Rescuers dug through earth and rocks on Sunday in an increasingly bleak search for more than 90 people still missing a day after their village in southwest China vanished under a huge landslide.

At least 10 people have been confirmed dead after the avalanche of rocks buried 62 homes in Xinmo, a once-picturesque mountain village nestled by a river in Sichuan province, the local government said.

Xinmo landslide
Rescuers walk toward to a landslide along a road near the village of Xinmo in Maoxian county, China’s Sichuan province on June 24,2017. Photo: Wang Zhao/AFP.

The Tibetan and Qiang Autonomous Prefecture of Aba revised the number of confirmed dead down from 15 to 10. The number of people who remained unaccounted for was also lowered from 118 to 93 after the prefecture said some of those earlier reported missing had been traced.

Only three survivors — a couple and their one-month-old baby — have been found since heavy rain brought down a side of the mountain early Saturday.

The official Xinhua news agency cited geological experts at the site as saying the chance of finding any survivors “was really slim”.

Relatives of the missing were also losing hope.

Huo Chunlai, wearing a lace-brimmed sunhat, returned from the affected site on foot. Her cousin and two aunts lived in Xinmo. She said locals asked rescuers to stop the search.

“There’s no hope they’re alive,” Huo said.

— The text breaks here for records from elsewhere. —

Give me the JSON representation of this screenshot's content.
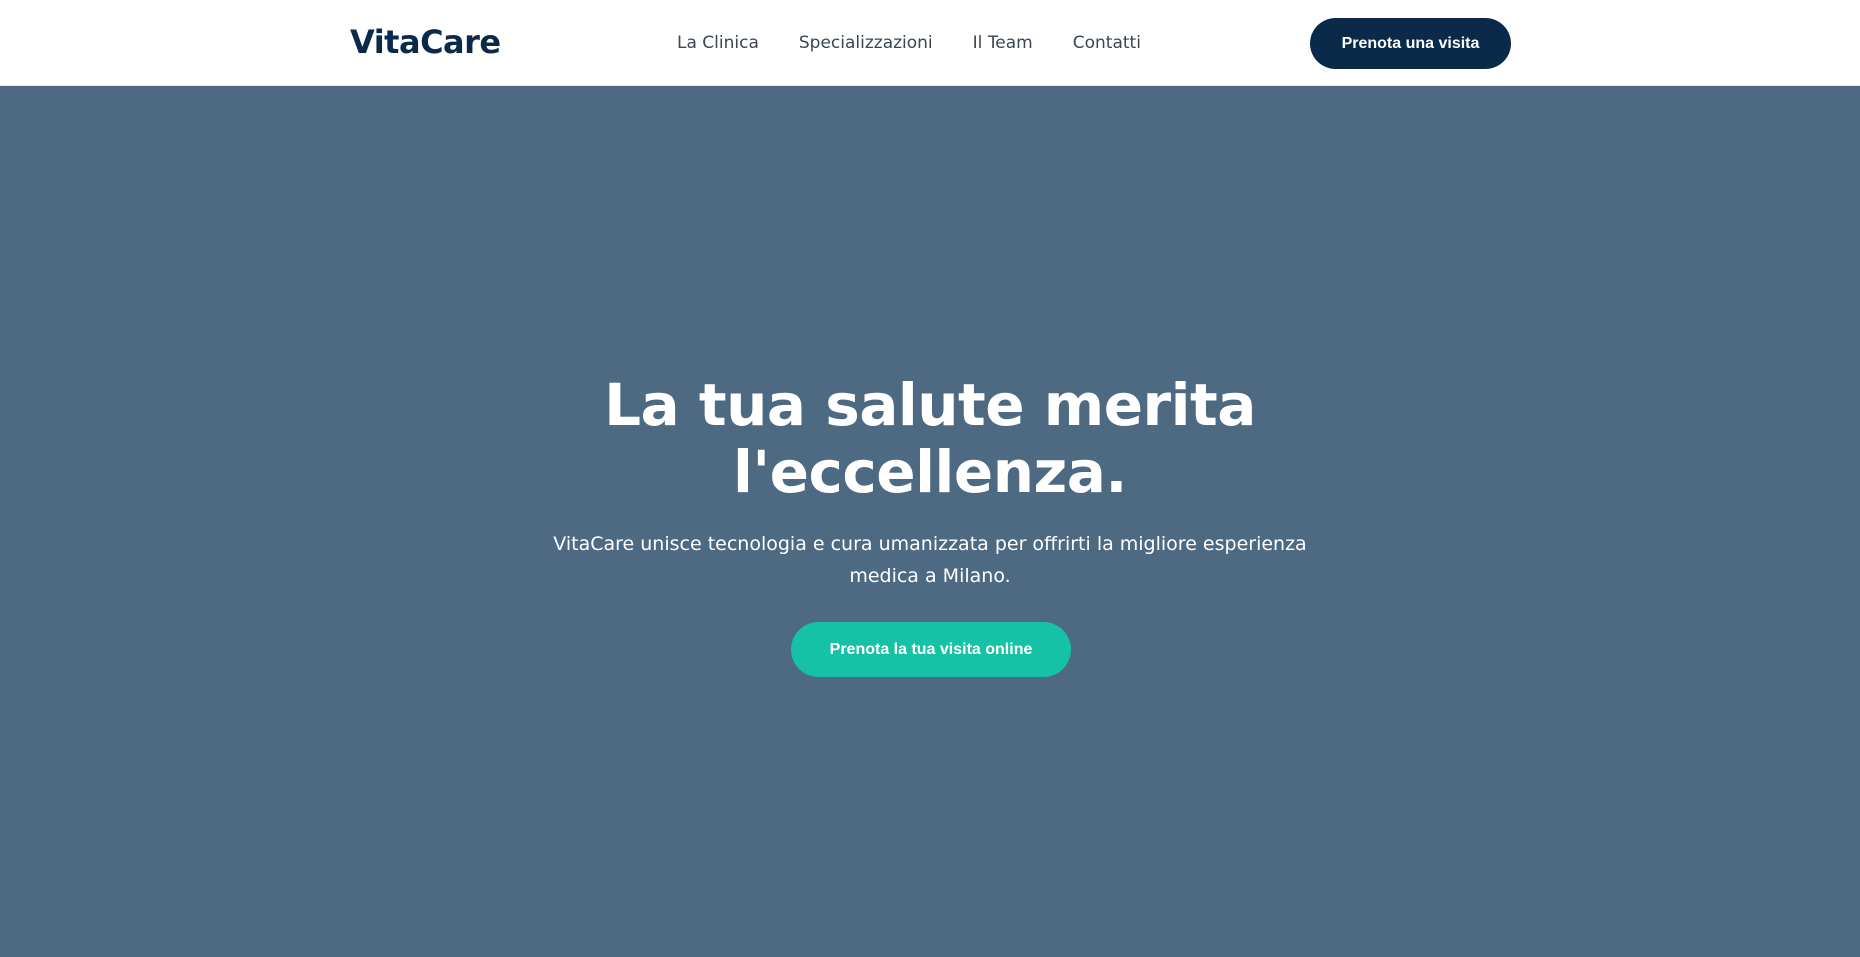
{
  "header": {
    "logo": "VitaCare",
    "nav": [
      {
        "label": "La Clinica"
      },
      {
        "label": "Specializzazioni"
      },
      {
        "label": "Il Team"
      },
      {
        "label": "Contatti"
      }
    ],
    "cta_label": "Prenota una visita"
  },
  "hero": {
    "title_line1": "La tua salute merita",
    "title_line2": "l'eccellenza.",
    "subtitle_line1": "VitaCare unisce tecnologia e cura umanizzata per offrirti la migliore esperienza",
    "subtitle_line2": "medica a Milano.",
    "cta_label": "Prenota la tua visita online"
  },
  "colors": {
    "brand_navy": "#0b2a4a",
    "hero_background": "#4d6a82",
    "accent_teal": "#16c2a5",
    "header_background": "#ffffff"
  }
}
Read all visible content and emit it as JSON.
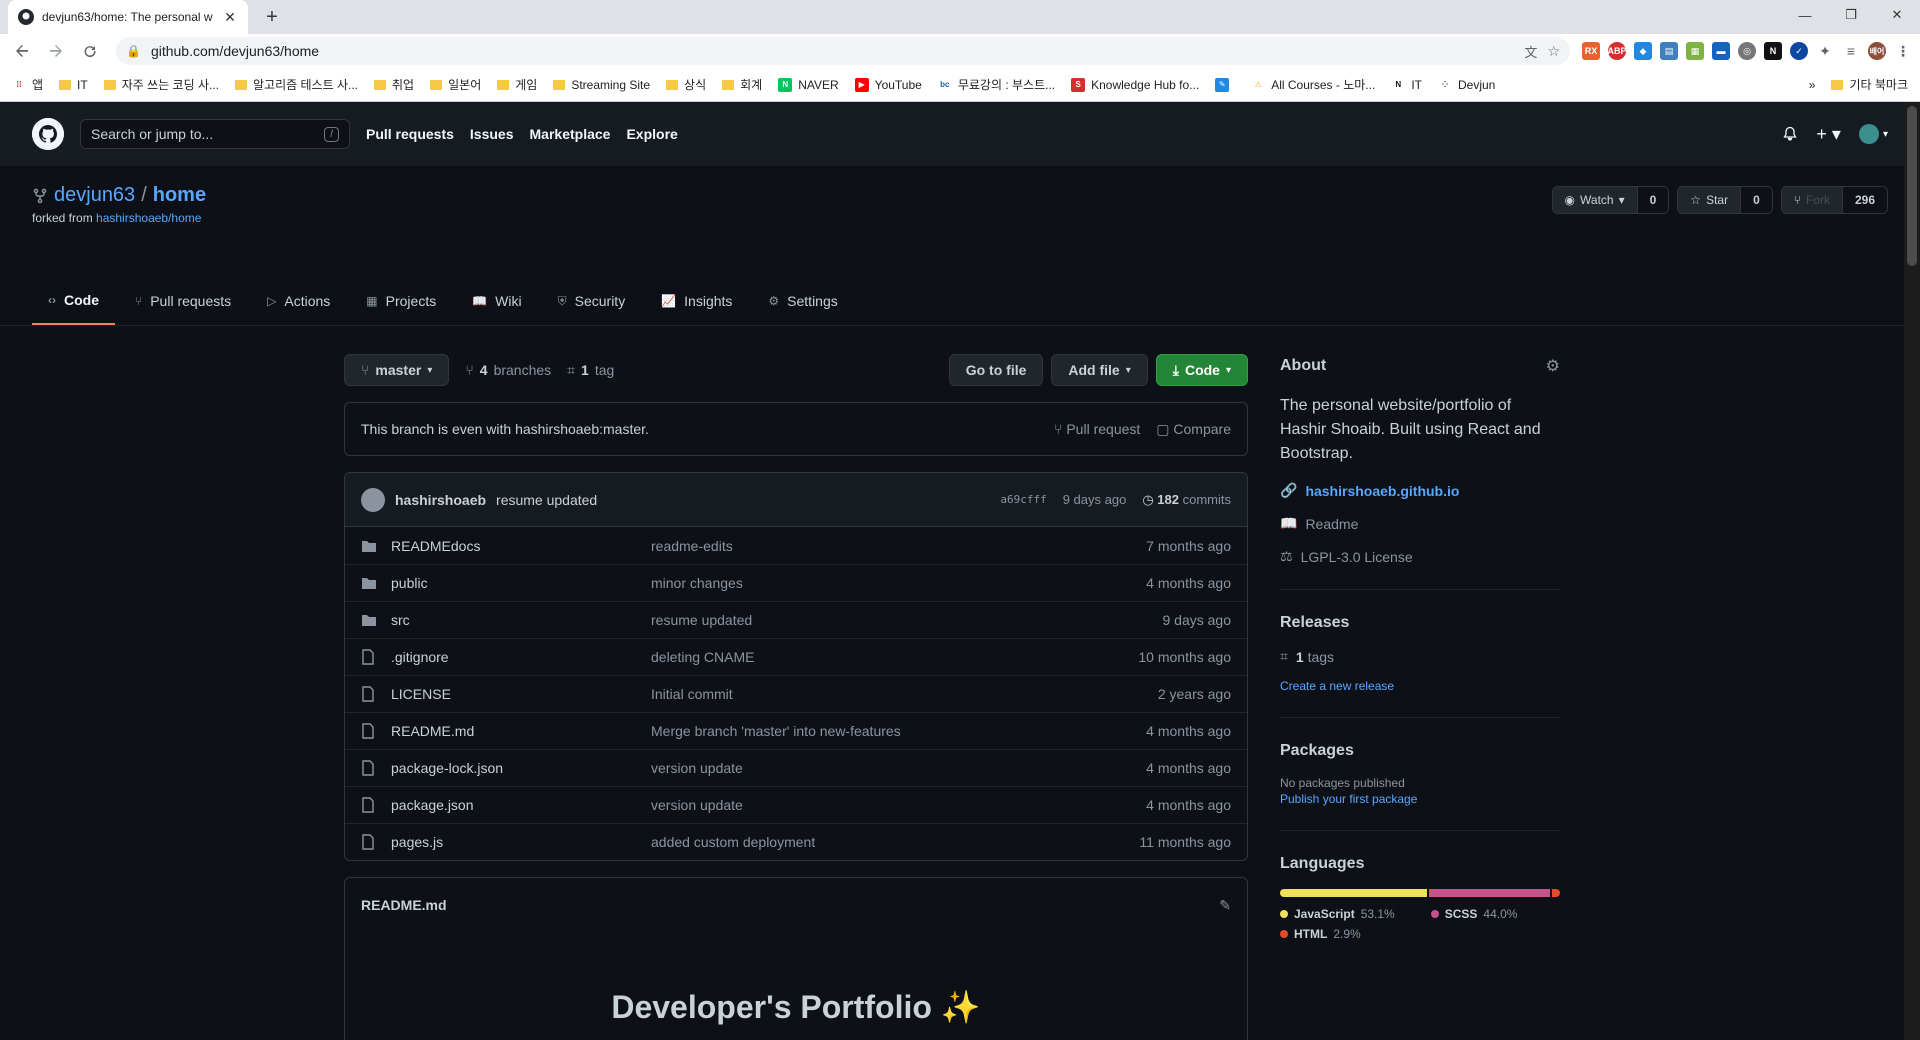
{
  "browser": {
    "tab_title": "devjun63/home: The personal w",
    "url": "github.com/devjun63/home",
    "bookmarks": [
      {
        "label": "앱",
        "icon": "apps-icon"
      },
      {
        "label": "IT",
        "icon": "folder-icon"
      },
      {
        "label": "자주 쓰는 코딩 사...",
        "icon": "folder-icon"
      },
      {
        "label": "알고리즘 테스트 사...",
        "icon": "folder-icon"
      },
      {
        "label": "취업",
        "icon": "folder-icon"
      },
      {
        "label": "일본어",
        "icon": "folder-icon"
      },
      {
        "label": "게임",
        "icon": "folder-icon"
      },
      {
        "label": "Streaming Site",
        "icon": "folder-icon"
      },
      {
        "label": "상식",
        "icon": "folder-icon"
      },
      {
        "label": "회계",
        "icon": "folder-icon"
      },
      {
        "label": "NAVER",
        "icon": "naver-icon"
      },
      {
        "label": "YouTube",
        "icon": "youtube-icon"
      },
      {
        "label": "무료강의 : 부스트...",
        "icon": "bc-icon"
      },
      {
        "label": "Knowledge Hub fo...",
        "icon": "s-icon"
      },
      {
        "label": "",
        "icon": "pen-icon"
      },
      {
        "label": "All Courses - 노마...",
        "icon": "warning-icon"
      },
      {
        "label": "IT",
        "icon": "notion-icon"
      },
      {
        "label": "Devjun",
        "icon": "dots-icon"
      }
    ],
    "bookmarks_more": "»",
    "other_bookmarks": "기타 북마크",
    "profile_text": "배어"
  },
  "gh": {
    "search_placeholder": "Search or jump to...",
    "search_key": "/",
    "nav": [
      "Pull requests",
      "Issues",
      "Marketplace",
      "Explore"
    ]
  },
  "repo": {
    "owner": "devjun63",
    "separator": "/",
    "name": "home",
    "forked_from_prefix": "forked from",
    "forked_from": "hashirshoaeb/home",
    "watch_label": "Watch",
    "watch_count": "0",
    "star_label": "Star",
    "star_count": "0",
    "fork_label": "Fork",
    "fork_count": "296",
    "tabs": [
      {
        "label": "Code",
        "icon": "code-icon",
        "active": true
      },
      {
        "label": "Pull requests",
        "icon": "pull-request-icon"
      },
      {
        "label": "Actions",
        "icon": "play-icon"
      },
      {
        "label": "Projects",
        "icon": "project-icon"
      },
      {
        "label": "Wiki",
        "icon": "book-icon"
      },
      {
        "label": "Security",
        "icon": "shield-icon"
      },
      {
        "label": "Insights",
        "icon": "graph-icon"
      },
      {
        "label": "Settings",
        "icon": "gear-icon"
      }
    ]
  },
  "code": {
    "branch": "master",
    "branches_count": "4",
    "branches_label": "branches",
    "tags_count": "1",
    "tags_label": "tag",
    "go_to_file": "Go to file",
    "add_file": "Add file",
    "code_button": "Code",
    "even_text": "This branch is even with hashirshoaeb:master.",
    "pull_request": "Pull request",
    "compare": "Compare",
    "commit_author": "hashirshoaeb",
    "commit_message": "resume updated",
    "commit_sha": "a69cfff",
    "commit_age": "9 days ago",
    "commits_count": "182",
    "commits_label": "commits",
    "files": [
      {
        "type": "dir",
        "name": "READMEdocs",
        "msg": "readme-edits",
        "age": "7 months ago"
      },
      {
        "type": "dir",
        "name": "public",
        "msg": "minor changes",
        "age": "4 months ago"
      },
      {
        "type": "dir",
        "name": "src",
        "msg": "resume updated",
        "age": "9 days ago"
      },
      {
        "type": "file",
        "name": ".gitignore",
        "msg": "deleting CNAME",
        "age": "10 months ago"
      },
      {
        "type": "file",
        "name": "LICENSE",
        "msg": "Initial commit",
        "age": "2 years ago"
      },
      {
        "type": "file",
        "name": "README.md",
        "msg": "Merge branch 'master' into new-features",
        "age": "4 months ago"
      },
      {
        "type": "file",
        "name": "package-lock.json",
        "msg": "version update",
        "age": "4 months ago"
      },
      {
        "type": "file",
        "name": "package.json",
        "msg": "version update",
        "age": "4 months ago"
      },
      {
        "type": "file",
        "name": "pages.js",
        "msg": "added custom deployment",
        "age": "11 months ago"
      }
    ],
    "readme_file": "README.md",
    "readme_title": "Developer's Portfolio ✨"
  },
  "about": {
    "title": "About",
    "description": "The personal website/portfolio of Hashir Shoaib. Built using React and Bootstrap.",
    "link": "hashirshoaeb.github.io",
    "readme": "Readme",
    "license": "LGPL-3.0 License",
    "releases_title": "Releases",
    "releases_count": "1",
    "releases_label": "tags",
    "create_release": "Create a new release",
    "packages_title": "Packages",
    "no_packages": "No packages published",
    "publish_package": "Publish your first package",
    "languages_title": "Languages",
    "languages": [
      {
        "name": "JavaScript",
        "pct": "53.1%",
        "value": 53.1,
        "color": "#f1e05a"
      },
      {
        "name": "SCSS",
        "pct": "44.0%",
        "value": 44.0,
        "color": "#c6538c"
      },
      {
        "name": "HTML",
        "pct": "2.9%",
        "value": 2.9,
        "color": "#e34c26"
      }
    ]
  }
}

“The house is in one place here but the people who were inside were dragged way out over there. They’re not in the same place any more. The landslide washed away the people all over the place. You simply can’t find them any more.”

You Sunfang and her husband rode five hours on a motorbike from another village to get news about her uncle, but police would not let them into the site.

“If he had lived on the edges maybe there would have been hope. But he lived right in the middle of the slope where the landslide came down,” she said, wiping away tears.

At least half a dozen red excavators removed debris at the base of the grim and grey slope on Sunday as rescuers in orange jumpsuits searched between rocks for a second day.

Some 3,000 workers with life-detection instruments and sniffer dogs were taking part in the search, state media said.

The landslide blocked a two-kilometre (one-mile) stretch of river and 1.6 kilometres of road.

Rescuers found a droopy-eyed white dog on the rubble, apparently looking for its owner, according to state broadcaster CGTN.


In the only story of survival, Qiao Dashi, whose wife and baby also escaped, said he had woken up after 5:00 am to change his crying son’s diaper when the house shook.

“Rocks were in the living room. My wife and I climbed over, took the baby and got out,” he told state broadcaster CCTV from his hospital bed.

But his parents and three-year-old daughter remain missing.

In Diexi, another hamlet overlooking Xinmo, corn farmer Yang Cangxin said she knew everyone in the neighbouring village.

“It’s so hard to imagine something like that happening when you’re sleeping quietly and peacefully in your own bed. It’s just awful. They had no idea what was coming,” Yang, a woman in her 40s, told AFP.

“We were all crying, heartbroken,” she said.

Xinmo residents were farmers who grew corn, peppercorn and potatoes, she said, though some had opened guest houses for tourists.

Xu Zhiwen, the prefecture’s deputy governor, said there had been 142 tourists visiting the village on Friday but none of them were buried.

Some 30 people from another village brought wheelbarrows packed with bottled water, tubs of food and plastic bags of meat down the hill for any potential survivors.

AFP reporters were not allowed to enter the disaster area. A Maoxian county government official, Yang Baihui, said it was “because this is a Tibetan area, foreign media are not allowed to go in and interview people.”

Past disasters 

Landslides are a frequent danger in rural and mountainous parts of China, particularly at times of heavy rains.

At least 12 people were killed in January when a landslide crushed a hotel in the central province of Hubei.

More than 70 were killed in the southern commercial hub of Shenzhen in December 2015, by a landslide caused by the improper storage of waste.

AFP is a global news agency delivering fast, in-depth coverage of the events shaping our world from wars and conflicts to politics, sports, entertainment and the latest breakthroughs in health, science and technology.